▶ **Problem statement**: Omit every picture and output the rest of the records exactly as they are.

··········

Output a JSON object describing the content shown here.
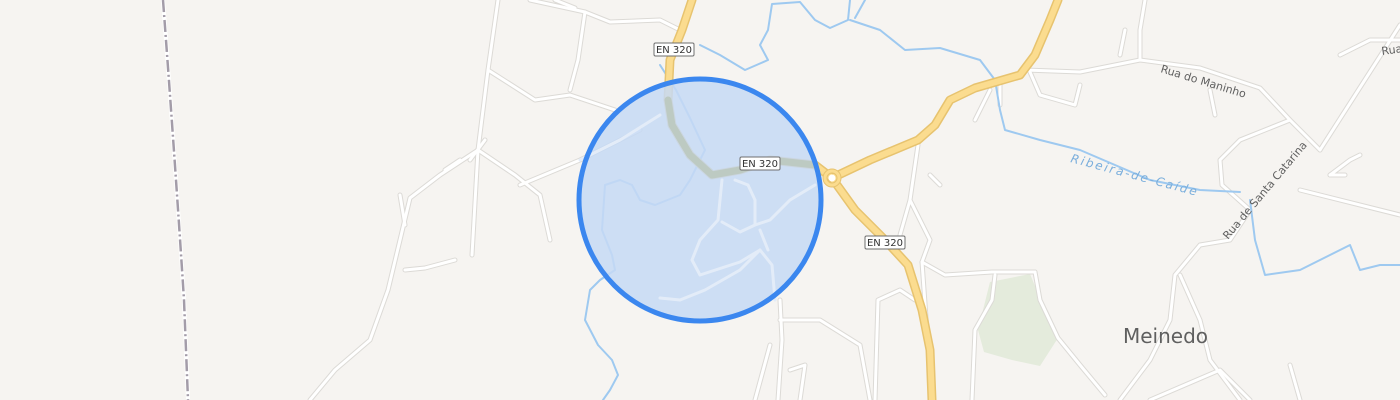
{
  "map": {
    "place_labels": {
      "meinedo": "Meinedo"
    },
    "street_labels": {
      "rua_do_maninho": "Rua do Maninho",
      "rua_de_santa_catarina": "Rua de Santa Catarina",
      "rua_truncated": "Rua"
    },
    "water_labels": {
      "ribeira_de_caide": "Ribeira-de-Caíde"
    },
    "route_shields": {
      "top": "EN 320",
      "middle": "EN 320",
      "lower": "EN 320"
    },
    "colors": {
      "background": "#f6f4f1",
      "minor_road": "#ffffff",
      "major_road": "#fbdc8f",
      "water": "#9ec9f0",
      "park": "#e4ebdc",
      "railway": "#a39ca8",
      "location_circle_fill": "#c6d9f5",
      "location_circle_stroke": "#3b87ef"
    }
  }
}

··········

▶ **Answer to this problem**:
Output a JSON object describing the content shown here.
{
  "map": {
    "place_labels": {
      "meinedo": "Meinedo"
    },
    "street_labels": {
      "rua_do_maninho": "Rua do Maninho",
      "rua_de_santa_catarina": "Rua de Santa Catarina",
      "rua_truncated": "Rua"
    },
    "water_labels": {
      "ribeira_de_caide": "Ribeira-de-Caíde"
    },
    "route_shields": {
      "top": "EN 320",
      "middle": "EN 320",
      "lower": "EN 320"
    },
    "colors": {
      "background": "#f6f4f1",
      "minor_road": "#ffffff",
      "major_road": "#fbdc8f",
      "water": "#9ec9f0",
      "park": "#e4ebdc",
      "railway": "#a39ca8",
      "location_circle_fill": "#c6d9f5",
      "location_circle_stroke": "#3b87ef"
    }
  }
}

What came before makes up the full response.